“What I noticed in the week I spent at the FIFA seminar in Stara Pazova with young coaches from Serbia is their enthusiasm and energy. Our duty, or rather yours, is to be devoted maximally to those coaches in order for them to retain the energy they now possess and to begin paying attention to the details. For example, passing and receiving is easy to do, anyone can do it, but the point is that instead of 2 to 3 touches, it can be passed with just one touch. The only thing is that to make that happen one must use the correct leg in any given situation.”

The game forms the basis of every training session

Anna Noé FIFA Seminar Football Association of Serbia

Demonstration of theoretical work on the pitch at the Serbian FA’s Sports Center | Photo: Ruža Ilić/Sportifico

During her lectures, Anna Noé emphasised that every exercise and training session must be correlated with a real game situation.
The placement of exercises on the field must be directed towards game play in order for young players to gain a real sense of space during the period of their development.

Where do you see room for women’s football to improve over the next decade?

“The biggest progress has been made in terms of speed of play, and in that sense we can still progress.

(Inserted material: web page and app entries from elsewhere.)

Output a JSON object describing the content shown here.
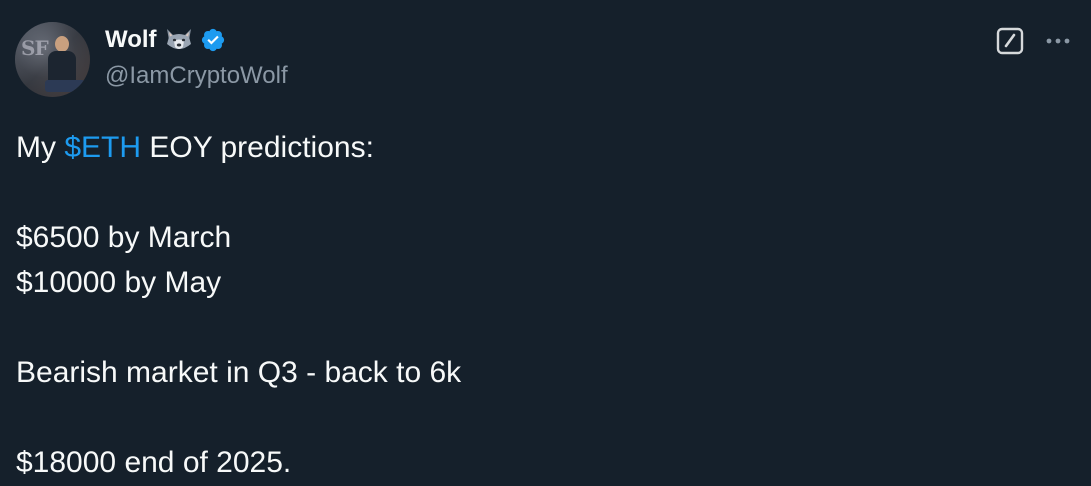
{
  "author": {
    "display_name": "Wolf",
    "handle": "@IamCryptoWolf",
    "verified": true,
    "emoji_icon": "wolf-emoji-icon",
    "avatar_icon": "profile-avatar"
  },
  "actions": {
    "grok_icon": "grok-icon",
    "more_icon": "more-dots-icon"
  },
  "tweet": {
    "line1_prefix": "My ",
    "cashtag": "$ETH",
    "line1_suffix": " EOY predictions:",
    "line2": "$6500 by March",
    "line3": "$10000 by May",
    "line4": "Bearish market in Q3 - back to 6k",
    "line5": "$18000 end of 2025."
  },
  "colors": {
    "background": "#15202b",
    "text_primary": "#f7f9f9",
    "text_secondary": "#8b98a5",
    "accent": "#1d9bf0"
  }
}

When I watch a DVD of the World Cup from 15-16 years ago, the game was pretty, but very slow. The same goes for men’s football.”

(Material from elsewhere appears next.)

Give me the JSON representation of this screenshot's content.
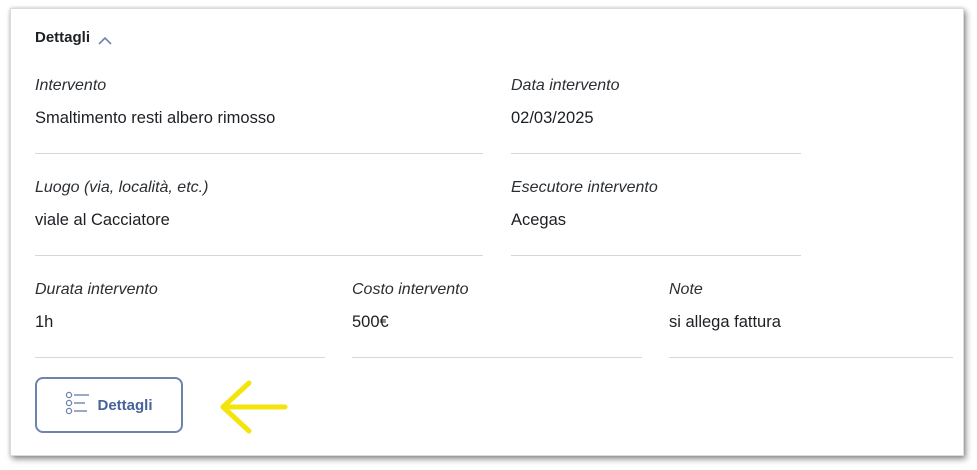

Analysis of all FIFA and UEFA championships over the past decade leads to the conclusion that, together with the fitness levels of the players, the game itself is also changing.

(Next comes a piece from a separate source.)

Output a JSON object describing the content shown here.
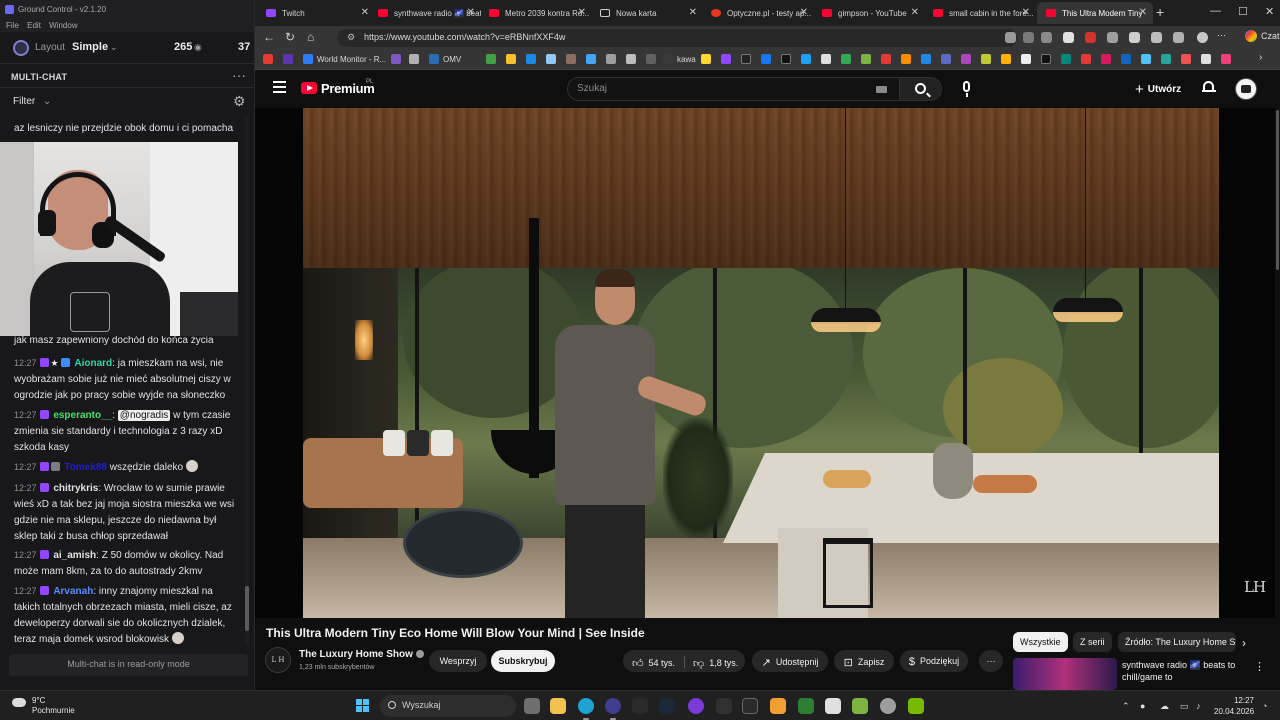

“I believe that in women’s football a visible shift will come in terms of the physical dispositions of players. For example, ten years ago you couldn’t see a girl sending a pass 45 to 50 metres, while today every team at the highest level and every player can deliver a cross-field pass. This is not just about power, but rather the type of training, as well as how much time is spent training. When the game speeds up, more fans will also follow women’s football.”

Comparing men’s and women’s football

“Initially journalists would often ask me what the difference is between men’s and women’s football, to which I would respond with the question of which men’s squad we are comparing with the women’s national team?

Is this a team that plays fourth division or is it the U19 national team? In order to notice the progress of women’s football, you have to stop looking at it from the perspective of men’s sport, because one thing will not change – the body of a woman will never become the body of a man.”

To conclude, as a legendary goalkeeper of the Belgian national team, do you consider there to be a difference when it comes to coaching male and female goalkeepers?

Anna Noé FIFA Seminar Football Association of Serbia

A coach must always be creative and adapt to the conditions | Photo: Ruža Ilić/Sportifico

“No. The elements of training are identical; the only area in which girls differ from boys, and for which extra work is required, is in the positioning of the keeper to defend high balls, because girls are not as tall as guys and so they must adapt when defending in front of the goal.

“At the recent FIFA U17 Women’s World Cup many goals were scored via high shots, or due to goalkeeping errors in defending and positioning in such situations. What makes a girl a top goalkeeper today is neither technique nor physical abilities, rather it is exclusively about reading the game.”